This structure ensures premium wind-resistant performance, agile handling and now, with the new addition of winglets, the CBR600RR is the ultimate track-master. The optimal positioning, shape, and installation angle of the winglets are designed to work with the agile handling characteristics of the bike.
When entering a corner, the downforce generated by the winglet maintains the load on the front tyres as the rider leans the bike into a corner while releasing the front brake. This ensures the CBR600RR’s stability and achieves high cornering performance.
The CBR600RR’s ABS is comprised of the Nissin-made, small-size and lightweight ABS modulator, controlled by the IMU. Designed to enhance brake handling stability not only while riding straight but also when cornering. The ECU inside the ABS modulator detects and calculates vehicle attitude by getting a signal from the IMU to control braking pressure according to riding conditions.
A selectable engine brake function has also been installed, which allows the rider to select brake strength when decelerating by fully closing the throttle. There are three levels of strength to choose from, with one being the strongest and three being the weakest.
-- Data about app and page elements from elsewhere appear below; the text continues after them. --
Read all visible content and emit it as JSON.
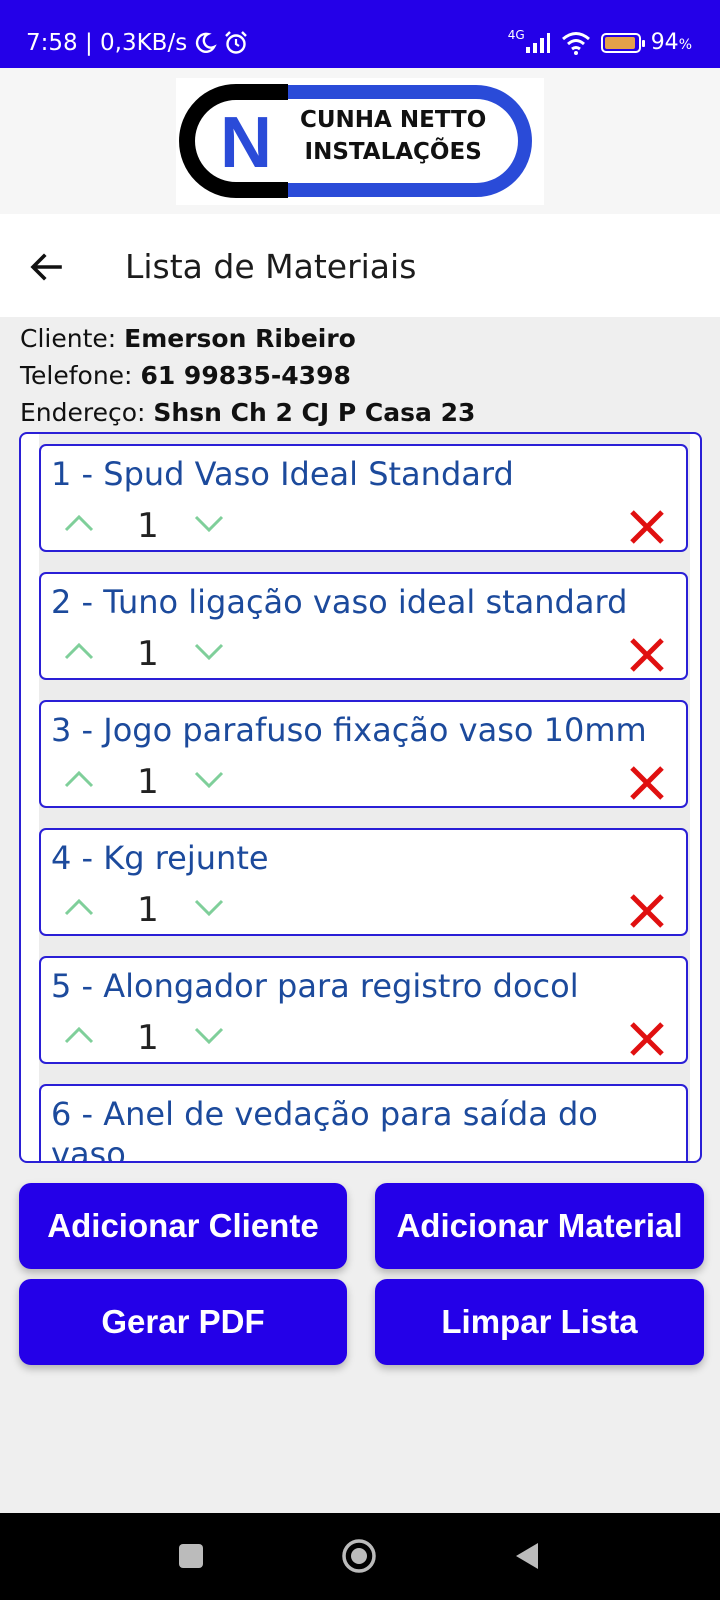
{
  "status": {
    "time_info": "7:58 | 0,3KB/s",
    "network": "4G",
    "battery": "94"
  },
  "logo": {
    "line1": "CUNHA NETTO",
    "line2": "INSTALAÇÕES",
    "letter": "N"
  },
  "app_bar": {
    "title": "Lista de Materiais"
  },
  "client": {
    "name_label": "Cliente:",
    "name": "Emerson Ribeiro",
    "phone_label": "Telefone:",
    "phone": "61 99835-4398",
    "address_label": "Endereço:",
    "address": "Shsn Ch 2 CJ P Casa 23"
  },
  "materials": [
    {
      "name": "1 - Spud Vaso Ideal Standard",
      "qty": "1"
    },
    {
      "name": "2 - Tuno ligação vaso ideal standard",
      "qty": "1"
    },
    {
      "name": "3 - Jogo parafuso fixação vaso 10mm",
      "qty": "1"
    },
    {
      "name": "4 - Kg rejunte",
      "qty": "1"
    },
    {
      "name": "5 - Alongador para registro docol",
      "qty": "1"
    },
    {
      "name": "6 - Anel de vedação para saída do",
      "name_cont": "vaso"
    }
  ],
  "buttons": {
    "add_client": "Adicionar Cliente",
    "add_material": "Adicionar Material",
    "pdf": "Gerar PDF",
    "clear": "Limpar Lista"
  },
  "colors": {
    "primary": "#2400e8",
    "item_text": "#1c4a9c",
    "chevron": "#7fcf9a",
    "delete": "#e01010"
  }
}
Riders can set it to any level according to their preference.
The 41mm inverted telescopic front suspension of the new CBR600RR offers excellent rigidity balance and the Big Piston Front Fork made by Showa has been adopted for the new model as well. The protruding length of the front fork has been extended by 15mm.
The CBR600RR’s swing-arm is lighter by 150 grams compared to the previous model by optimising its internal structure and the rigidity balance has been re-examined and the thickness of each part has been modified. Reduction of the unsprung mass has enhanced riding performance as well. Its total curb weight arrives at 194 kilograms.